Jan Craig headcover: Design your gift at jancraigheadcovers.com. These handsome accessories make a colorful statement ($30 to $57 each).
Tivoli Albergo clock radio: Connect it to any Bluetooth-enabled device and stream your playlists to a beautiful AM/FM radio with great sound ($300, more info).
Bushnell's Tour Z6 Wingman pack(left): The range finder has Pinseeker technology and 6x magnification and comes with a Folds of Honor towel ($400, more info). Play Nine (right): The card game, great for families, is based on golf's scoring principles ($15, more info).
SuperFlex for Golf kit: A lightweight and durable way to work out on the road or at home ($80, more info).
By John Strege
The catalog of gifts that President Obama received from foreign dignitaries in 2011, released last week by the State Department, included a Kramski HPP 340 putter, courtesy of Chancellor Angela Merkel of Germany, its value estimated at $1,400.
Kramski Putter, a German company founded by Wiestaw Kramski in 2002, is largely unknown in the U.S. But its putters have had tour success in Europe; Laura Davies has won on the Ladies European Tour using a Kramski putter.
The HPP (High Precision Putter) 340, according to the website, is a "high-speed milled premium putter made of stainless steel in a discreet mocha hue (ruthenium coating). Sandblasted, featuring multiple coatings and fitted with a flexible plug & play training aid (which can be removed by hand during tournaments), this high-quality blade model was engineered with the needs of the ambitious golfer with exclusive taste and certain shortcomings in aiming in mind.

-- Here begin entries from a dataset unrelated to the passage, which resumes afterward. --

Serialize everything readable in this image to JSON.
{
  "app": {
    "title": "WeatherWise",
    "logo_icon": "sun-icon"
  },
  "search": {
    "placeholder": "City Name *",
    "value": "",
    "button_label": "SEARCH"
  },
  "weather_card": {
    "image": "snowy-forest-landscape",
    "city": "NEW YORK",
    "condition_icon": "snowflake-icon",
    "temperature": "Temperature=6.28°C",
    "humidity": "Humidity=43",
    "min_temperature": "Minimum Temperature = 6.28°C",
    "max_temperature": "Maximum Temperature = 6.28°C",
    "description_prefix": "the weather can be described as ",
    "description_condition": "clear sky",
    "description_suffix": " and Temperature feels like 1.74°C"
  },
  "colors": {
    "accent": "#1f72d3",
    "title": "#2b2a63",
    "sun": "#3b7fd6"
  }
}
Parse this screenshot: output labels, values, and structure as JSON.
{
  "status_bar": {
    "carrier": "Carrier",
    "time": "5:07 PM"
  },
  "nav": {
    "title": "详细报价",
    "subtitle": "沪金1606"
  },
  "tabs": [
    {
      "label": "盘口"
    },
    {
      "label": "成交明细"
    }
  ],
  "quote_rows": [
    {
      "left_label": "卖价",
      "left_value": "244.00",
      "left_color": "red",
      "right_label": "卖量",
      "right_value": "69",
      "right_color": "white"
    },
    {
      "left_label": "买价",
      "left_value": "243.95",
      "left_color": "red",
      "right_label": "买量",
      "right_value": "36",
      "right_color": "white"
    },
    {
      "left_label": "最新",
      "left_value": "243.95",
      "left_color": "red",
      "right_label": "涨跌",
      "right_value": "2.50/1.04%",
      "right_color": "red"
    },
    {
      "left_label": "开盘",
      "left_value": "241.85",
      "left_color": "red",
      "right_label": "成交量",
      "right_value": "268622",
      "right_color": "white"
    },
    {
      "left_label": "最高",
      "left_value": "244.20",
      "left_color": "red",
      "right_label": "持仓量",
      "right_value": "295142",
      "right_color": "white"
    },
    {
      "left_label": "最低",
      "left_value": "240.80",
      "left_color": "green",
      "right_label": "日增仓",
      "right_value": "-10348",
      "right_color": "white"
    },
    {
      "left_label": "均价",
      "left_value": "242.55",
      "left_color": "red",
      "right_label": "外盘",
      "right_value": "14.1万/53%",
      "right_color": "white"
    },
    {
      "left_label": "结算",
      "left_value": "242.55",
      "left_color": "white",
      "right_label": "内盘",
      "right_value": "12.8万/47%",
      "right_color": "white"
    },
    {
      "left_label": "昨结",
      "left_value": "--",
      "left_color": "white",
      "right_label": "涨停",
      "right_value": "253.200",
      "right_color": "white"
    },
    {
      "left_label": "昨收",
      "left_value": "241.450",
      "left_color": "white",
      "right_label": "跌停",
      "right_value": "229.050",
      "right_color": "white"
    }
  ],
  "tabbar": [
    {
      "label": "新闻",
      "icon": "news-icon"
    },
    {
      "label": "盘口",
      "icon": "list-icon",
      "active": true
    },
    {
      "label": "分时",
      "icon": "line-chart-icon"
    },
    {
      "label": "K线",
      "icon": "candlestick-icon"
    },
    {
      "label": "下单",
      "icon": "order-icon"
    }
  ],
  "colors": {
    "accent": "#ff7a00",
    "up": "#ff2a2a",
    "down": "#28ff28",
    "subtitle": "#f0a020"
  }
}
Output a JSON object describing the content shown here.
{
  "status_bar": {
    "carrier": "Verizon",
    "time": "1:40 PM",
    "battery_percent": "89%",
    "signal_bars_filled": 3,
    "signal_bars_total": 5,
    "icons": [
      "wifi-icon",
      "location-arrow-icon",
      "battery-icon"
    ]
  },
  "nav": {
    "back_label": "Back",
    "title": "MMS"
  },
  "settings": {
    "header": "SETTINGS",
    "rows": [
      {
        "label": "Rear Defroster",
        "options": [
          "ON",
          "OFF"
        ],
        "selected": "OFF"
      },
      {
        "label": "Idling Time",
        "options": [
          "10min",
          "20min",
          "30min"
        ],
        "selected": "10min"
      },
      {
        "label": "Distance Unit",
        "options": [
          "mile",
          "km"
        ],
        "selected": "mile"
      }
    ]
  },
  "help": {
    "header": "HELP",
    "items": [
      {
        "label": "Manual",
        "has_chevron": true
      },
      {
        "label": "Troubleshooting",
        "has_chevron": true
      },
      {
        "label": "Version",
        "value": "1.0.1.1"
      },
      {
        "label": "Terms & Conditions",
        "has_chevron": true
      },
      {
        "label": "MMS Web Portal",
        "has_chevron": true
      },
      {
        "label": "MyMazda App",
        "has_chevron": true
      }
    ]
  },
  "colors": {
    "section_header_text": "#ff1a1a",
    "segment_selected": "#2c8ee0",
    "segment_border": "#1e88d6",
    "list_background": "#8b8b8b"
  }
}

The steel striking face is precision milled to a tolerance of a few thousandths of a millimeter, and the contact surface's strike zone is polished to a glossy finish. The shaft features a double bend, putting the ball's position below the left eye."
The president is not using the putter, incidentally. It has been turned over the National Archives.